When we reflect on the events of September 11, 2001, the horror and pain of that day is often mingled with the hope and comfort of the many images and stories of heroism. Our generation had never seen such outpouring of concern and support from Americans, coast to coast. From those who opened their homes to the stranded, to those who passed out water bottles to first responders near the scenes of tragedy, we were buoyed in our darkest hours by the values and spirit that has defined this country since its founding.
Today, 15 years later, as we pause to reflect this Sunday on Patriot Day, many of us may wonder, “Where has that spirit gone?” You may hear others wonder aloud whether the America reflected in those days of fellowship and unity is gone, never to be recovered.
But there is one group that still believes.
Our men and women in uniform. And they have arguably carried the biggest burden and paid a heavy cost since that fall of 2001.
We have talked with men and women who joined specifically because of the attacks of September 11. Some were mere children at the time, but they carried that calling with them until they were old enough to volunteer. Still others talk about an opportunity given to them, or to their immigrant parents, and of a need to give back. In the 15 years that Operation Homefront has worked with military and wounded warrior families, we have been amazed time and again at the love and reverence that generations of Americans have for this country.
And when reflecting on their service, the vast majority talk about bonds tighter than family, in some cases, and the privilege of serving with the finest men and women that America has to offer.
It is in these conversations that we see the core values of who we are as a nation, and the resiliency and strength that allows us to weather the darker times.
The men and women of our armed forces come from our communities. The honor, courage, commitment and call to service comes from the communities they were raised in. In short, they are America.
And they are not alone.
Support for military families comes from all walks of life. We see it at the events we host around the country. We often partner with other organizations serving other needs in their community, such as mental health and food insecurity. We see the young and the old all doing something to make their little part of the world a better place.
Americans answered the call then, and they continue to answer the call today.
Many say there seems to be a lot of anger in the air these days, whether it’s talk shows, the web, or social media. They wonder how to make it better. But we ask you to take a moment and really look around and see that your fellow Americans are still phenomenally friendly, caring, generous, and quick to help when help is needed. Sometimes the opportunity to keep the spirit alive comes to you, other times you need to seek it out. But it is there.

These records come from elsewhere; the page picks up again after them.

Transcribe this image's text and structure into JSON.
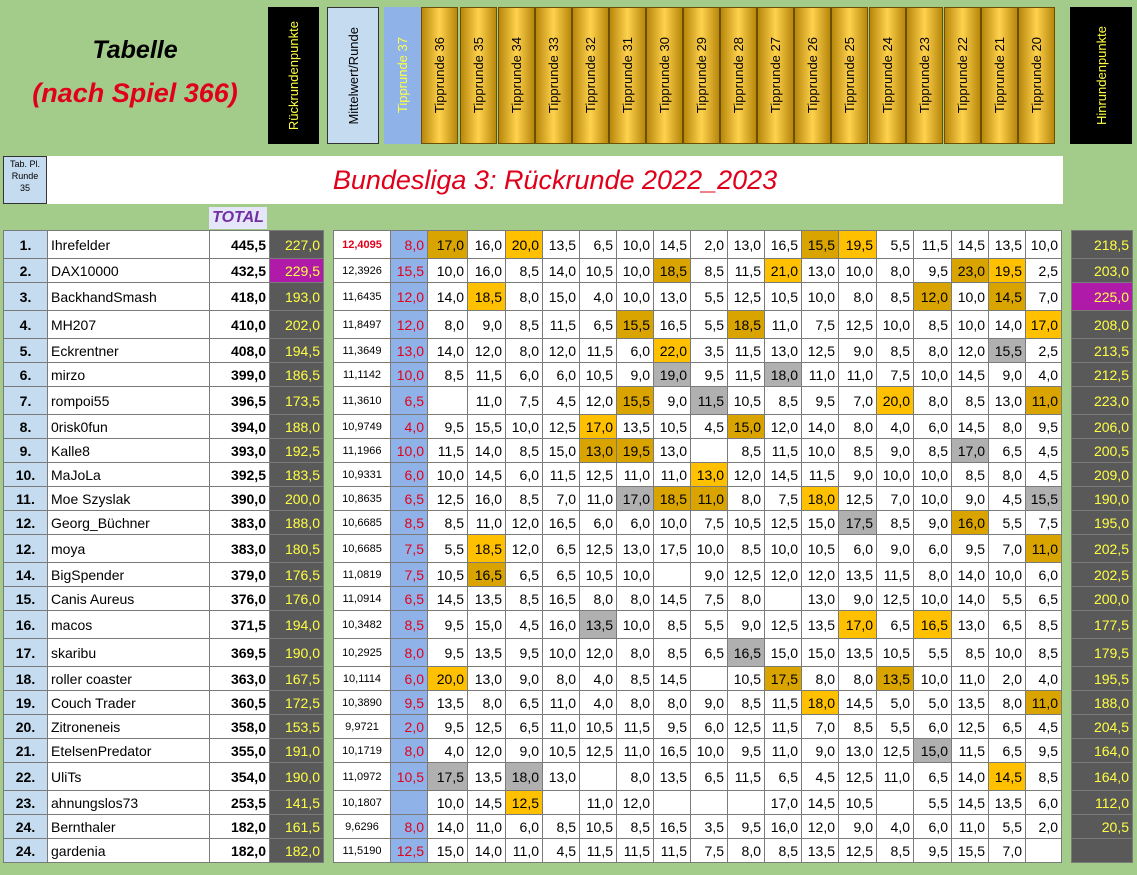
{
  "title_line1": "Tabelle",
  "title_line2": "(nach Spiel 366)",
  "headers": {
    "rueckrunde": "Rückrundenpunkte",
    "mittelwert": "Mittelwert/Runde",
    "tipp37": "Tipprunde 37",
    "tipprunden": [
      "Tipprunde 36",
      "Tipprunde 35",
      "Tipprunde 34",
      "Tipprunde 33",
      "Tipprunde 32",
      "Tipprunde 31",
      "Tipprunde 30",
      "Tipprunde 29",
      "Tipprunde 28",
      "Tipprunde 27",
      "Tipprunde 26",
      "Tipprunde 25",
      "Tipprunde 24",
      "Tipprunde 23",
      "Tipprunde 22",
      "Tipprunde 21",
      "Tipprunde 20"
    ],
    "hinrunde": "Hinrundenpunkte"
  },
  "tab_pl": [
    "Tab. Pl.",
    "Runde",
    "35"
  ],
  "banner": "Bundesliga 3: Rückrunde 2022_2023",
  "total_label": "TOTAL",
  "colors": {
    "background": "#a3cb8a",
    "gold": "#d9a400",
    "orange": "#ffc000",
    "silver": "#b0b0b0",
    "dark": "#595959",
    "yellow_text": "#ffff44",
    "red": "#e0001b",
    "magenta": "#b01aa8"
  },
  "rows": [
    {
      "pl": "1.",
      "name": "Ihrefelder",
      "total": "445,5",
      "rr": "227,0",
      "mw": "12,4095",
      "t37": "8,0",
      "t": [
        "17,0",
        "16,0",
        "20,0",
        "13,5",
        "6,5",
        "10,0",
        "14,5",
        "2,0",
        "13,0",
        "16,5",
        "15,5",
        "19,5",
        "5,5",
        "11,5",
        "14,5",
        "13,5",
        "10,0"
      ],
      "hr": "218,5",
      "mw_red": true
    },
    {
      "pl": "2.",
      "name": "DAX10000",
      "total": "432,5",
      "rr": "229,5",
      "mw": "12,3926",
      "t37": "15,5",
      "t": [
        "10,0",
        "16,0",
        "8,5",
        "14,0",
        "10,5",
        "10,0",
        "18,5",
        "8,5",
        "11,5",
        "21,0",
        "13,0",
        "10,0",
        "8,0",
        "9,5",
        "23,0",
        "19,5",
        "2,5"
      ],
      "hr": "203,0"
    },
    {
      "pl": "3.",
      "name": "BackhandSmash",
      "total": "418,0",
      "rr": "193,0",
      "mw": "11,6435",
      "t37": "12,0",
      "t": [
        "14,0",
        "18,5",
        "8,0",
        "15,0",
        "4,0",
        "10,0",
        "13,0",
        "5,5",
        "12,5",
        "10,5",
        "10,0",
        "8,0",
        "8,5",
        "12,0",
        "10,0",
        "14,5",
        "7,0"
      ],
      "hr": "225,0"
    },
    {
      "pl": "4.",
      "name": "MH207",
      "total": "410,0",
      "rr": "202,0",
      "mw": "11,8497",
      "t37": "12,0",
      "t": [
        "8,0",
        "9,0",
        "8,5",
        "11,5",
        "6,5",
        "15,5",
        "16,5",
        "5,5",
        "18,5",
        "11,0",
        "7,5",
        "12,5",
        "10,0",
        "8,5",
        "10,0",
        "14,0",
        "17,0"
      ],
      "hr": "208,0"
    },
    {
      "pl": "5.",
      "name": "Eckrentner",
      "total": "408,0",
      "rr": "194,5",
      "mw": "11,3649",
      "t37": "13,0",
      "t": [
        "14,0",
        "12,0",
        "8,0",
        "12,0",
        "11,5",
        "6,0",
        "22,0",
        "3,5",
        "11,5",
        "13,0",
        "12,5",
        "9,0",
        "8,5",
        "8,0",
        "12,0",
        "15,5",
        "2,5"
      ],
      "hr": "213,5"
    },
    {
      "pl": "6.",
      "name": "mirzo",
      "total": "399,0",
      "rr": "186,5",
      "mw": "11,1142",
      "t37": "10,0",
      "t": [
        "8,5",
        "11,5",
        "6,0",
        "6,0",
        "10,5",
        "9,0",
        "19,0",
        "9,5",
        "11,5",
        "18,0",
        "11,0",
        "11,0",
        "7,5",
        "10,0",
        "14,5",
        "9,0",
        "4,0"
      ],
      "hr": "212,5"
    },
    {
      "pl": "7.",
      "name": "rompoi55",
      "total": "396,5",
      "rr": "173,5",
      "mw": "11,3610",
      "t37": "6,5",
      "t": [
        "",
        "11,0",
        "7,5",
        "4,5",
        "12,0",
        "15,5",
        "9,0",
        "11,5",
        "10,5",
        "8,5",
        "9,5",
        "7,0",
        "20,0",
        "8,0",
        "8,5",
        "13,0",
        "11,0"
      ],
      "hr": "223,0"
    },
    {
      "pl": "8.",
      "name": "0risk0fun",
      "total": "394,0",
      "rr": "188,0",
      "mw": "10,9749",
      "t37": "4,0",
      "t": [
        "9,5",
        "15,5",
        "10,0",
        "12,5",
        "17,0",
        "13,5",
        "10,5",
        "4,5",
        "15,0",
        "12,0",
        "14,0",
        "8,0",
        "4,0",
        "6,0",
        "14,5",
        "8,0",
        "9,5"
      ],
      "hr": "206,0"
    },
    {
      "pl": "9.",
      "name": "Kalle8",
      "total": "393,0",
      "rr": "192,5",
      "mw": "11,1966",
      "t37": "10,0",
      "t": [
        "11,5",
        "14,0",
        "8,5",
        "15,0",
        "13,0",
        "19,5",
        "13,0",
        "",
        "8,5",
        "11,5",
        "10,0",
        "8,5",
        "9,0",
        "8,5",
        "17,0",
        "6,5",
        "4,5"
      ],
      "hr": "200,5"
    },
    {
      "pl": "10.",
      "name": "MaJoLa",
      "total": "392,5",
      "rr": "183,5",
      "mw": "10,9331",
      "t37": "6,0",
      "t": [
        "10,0",
        "14,5",
        "6,0",
        "11,5",
        "12,5",
        "11,0",
        "11,0",
        "13,0",
        "12,0",
        "14,5",
        "11,5",
        "9,0",
        "10,0",
        "10,0",
        "8,5",
        "8,0",
        "4,5"
      ],
      "hr": "209,0"
    },
    {
      "pl": "11.",
      "name": "Moe Szyslak",
      "total": "390,0",
      "rr": "200,0",
      "mw": "10,8635",
      "t37": "6,5",
      "t": [
        "12,5",
        "16,0",
        "8,5",
        "7,0",
        "11,0",
        "17,0",
        "18,5",
        "11,0",
        "8,0",
        "7,5",
        "18,0",
        "12,5",
        "7,0",
        "10,0",
        "9,0",
        "4,5",
        "15,5"
      ],
      "hr": "190,0"
    },
    {
      "pl": "12.",
      "name": "Georg_Büchner",
      "total": "383,0",
      "rr": "188,0",
      "mw": "10,6685",
      "t37": "8,5",
      "t": [
        "8,5",
        "11,0",
        "12,0",
        "16,5",
        "6,0",
        "6,0",
        "10,0",
        "7,5",
        "10,5",
        "12,5",
        "15,0",
        "17,5",
        "8,5",
        "9,0",
        "16,0",
        "5,5",
        "7,5"
      ],
      "hr": "195,0"
    },
    {
      "pl": "12.",
      "name": "moya",
      "total": "383,0",
      "rr": "180,5",
      "mw": "10,6685",
      "t37": "7,5",
      "t": [
        "5,5",
        "18,5",
        "12,0",
        "6,5",
        "12,5",
        "13,0",
        "17,5",
        "10,0",
        "8,5",
        "10,0",
        "10,5",
        "6,0",
        "9,0",
        "6,0",
        "9,5",
        "7,0",
        "11,0"
      ],
      "hr": "202,5"
    },
    {
      "pl": "14.",
      "name": "BigSpender",
      "total": "379,0",
      "rr": "176,5",
      "mw": "11,0819",
      "t37": "7,5",
      "t": [
        "10,5",
        "16,5",
        "6,5",
        "6,5",
        "10,5",
        "10,0",
        "",
        "9,0",
        "12,5",
        "12,0",
        "12,0",
        "13,5",
        "11,5",
        "8,0",
        "14,0",
        "10,0",
        "6,0"
      ],
      "hr": "202,5"
    },
    {
      "pl": "15.",
      "name": "Canis Aureus",
      "total": "376,0",
      "rr": "176,0",
      "mw": "11,0914",
      "t37": "6,5",
      "t": [
        "14,5",
        "13,5",
        "8,5",
        "16,5",
        "8,0",
        "8,0",
        "14,5",
        "7,5",
        "8,0",
        "",
        "13,0",
        "9,0",
        "12,5",
        "10,0",
        "14,0",
        "5,5",
        "6,5"
      ],
      "hr": "200,0"
    },
    {
      "pl": "16.",
      "name": "macos",
      "total": "371,5",
      "rr": "194,0",
      "mw": "10,3482",
      "t37": "8,5",
      "t": [
        "9,5",
        "15,0",
        "4,5",
        "16,0",
        "13,5",
        "10,0",
        "8,5",
        "5,5",
        "9,0",
        "12,5",
        "13,5",
        "17,0",
        "6,5",
        "16,5",
        "13,0",
        "6,5",
        "8,5"
      ],
      "hr": "177,5"
    },
    {
      "pl": "17.",
      "name": "skaribu",
      "total": "369,5",
      "rr": "190,0",
      "mw": "10,2925",
      "t37": "8,0",
      "t": [
        "9,5",
        "13,5",
        "9,5",
        "10,0",
        "12,0",
        "8,0",
        "8,5",
        "6,5",
        "16,5",
        "15,0",
        "15,0",
        "13,5",
        "10,5",
        "5,5",
        "8,5",
        "10,0",
        "8,5"
      ],
      "hr": "179,5"
    },
    {
      "pl": "18.",
      "name": "roller coaster",
      "total": "363,0",
      "rr": "167,5",
      "mw": "10,1114",
      "t37": "6,0",
      "t": [
        "20,0",
        "13,0",
        "9,0",
        "8,0",
        "4,0",
        "8,5",
        "14,5",
        "",
        "10,5",
        "17,5",
        "8,0",
        "8,0",
        "13,5",
        "10,0",
        "11,0",
        "2,0",
        "4,0"
      ],
      "hr": "195,5"
    },
    {
      "pl": "19.",
      "name": "Couch Trader",
      "total": "360,5",
      "rr": "172,5",
      "mw": "10,3890",
      "t37": "9,5",
      "t": [
        "13,5",
        "8,0",
        "6,5",
        "11,0",
        "4,0",
        "8,0",
        "8,0",
        "9,0",
        "8,5",
        "11,5",
        "18,0",
        "14,5",
        "5,0",
        "5,0",
        "13,5",
        "8,0",
        "11,0"
      ],
      "hr": "188,0"
    },
    {
      "pl": "20.",
      "name": "Zitroneneis",
      "total": "358,0",
      "rr": "153,5",
      "mw": "9,9721",
      "t37": "2,0",
      "t": [
        "9,5",
        "12,5",
        "6,5",
        "11,0",
        "10,5",
        "11,5",
        "9,5",
        "6,0",
        "12,5",
        "11,5",
        "7,0",
        "8,5",
        "5,5",
        "6,0",
        "12,5",
        "6,5",
        "4,5"
      ],
      "hr": "204,5"
    },
    {
      "pl": "21.",
      "name": "EtelsenPredator",
      "total": "355,0",
      "rr": "191,0",
      "mw": "10,1719",
      "t37": "8,0",
      "t": [
        "4,0",
        "12,0",
        "9,0",
        "10,5",
        "12,5",
        "11,0",
        "16,5",
        "10,0",
        "9,5",
        "11,0",
        "9,0",
        "13,0",
        "12,5",
        "15,0",
        "11,5",
        "6,5",
        "9,5"
      ],
      "hr": "164,0"
    },
    {
      "pl": "22.",
      "name": "UliTs",
      "total": "354,0",
      "rr": "190,0",
      "mw": "11,0972",
      "t37": "10,5",
      "t": [
        "17,5",
        "13,5",
        "18,0",
        "13,0",
        "",
        "8,0",
        "13,5",
        "6,5",
        "11,5",
        "6,5",
        "4,5",
        "12,5",
        "11,0",
        "6,5",
        "14,0",
        "14,5",
        "8,5"
      ],
      "hr": "164,0"
    },
    {
      "pl": "23.",
      "name": "ahnungslos73",
      "total": "253,5",
      "rr": "141,5",
      "mw": "10,1807",
      "t37": "",
      "t": [
        "10,0",
        "14,5",
        "12,5",
        "",
        "11,0",
        "12,0",
        "",
        "",
        "",
        "17,0",
        "14,5",
        "10,5",
        "",
        "5,5",
        "14,5",
        "13,5",
        "6,0"
      ],
      "hr": "112,0"
    },
    {
      "pl": "24.",
      "name": "Bernthaler",
      "total": "182,0",
      "rr": "161,5",
      "mw": "9,6296",
      "t37": "8,0",
      "t": [
        "14,0",
        "11,0",
        "6,0",
        "8,5",
        "10,5",
        "8,5",
        "16,5",
        "3,5",
        "9,5",
        "16,0",
        "12,0",
        "9,0",
        "4,0",
        "6,0",
        "11,0",
        "5,5",
        "2,0"
      ],
      "hr": "20,5"
    },
    {
      "pl": "24.",
      "name": "gardenia",
      "total": "182,0",
      "rr": "182,0",
      "mw": "11,5190",
      "t37": "12,5",
      "t": [
        "15,0",
        "14,0",
        "11,0",
        "4,5",
        "11,5",
        "11,5",
        "11,5",
        "7,5",
        "8,0",
        "8,5",
        "13,5",
        "12,5",
        "8,5",
        "9,5",
        "15,5",
        "7,0",
        ""
      ],
      "hr": ""
    }
  ]
}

This September 11 anniversary, we encourage everyone to find a way to keep the spirit alive in their community. It does not always have to be a donation of money or goods, it can be your time, an ear to listen or a shoulder to lean on. A smile to a stranger or stopping to take a moment to talk to someone.
doing so, we can, as in the words of President Bush in his address to the nation, “None of us will ever forget this day, yet we go forward to defend freedom and all that is good and just in our world.”
Our country’s service members, veterans, and their families have all Answered The Call to serve our nation, sacrificing much in the process. Service comes with many challenges – being apart as a reslt of deployment, the loss of a family member, adjusting to a new community and career, hitting a financial obstacle. Putting the needs of our country before their own, our military personnel and their families have always been committed to protecting us all.
If you are looking for a way to get involved in supporting our military families, we invite you to join our Answer The Call campaign.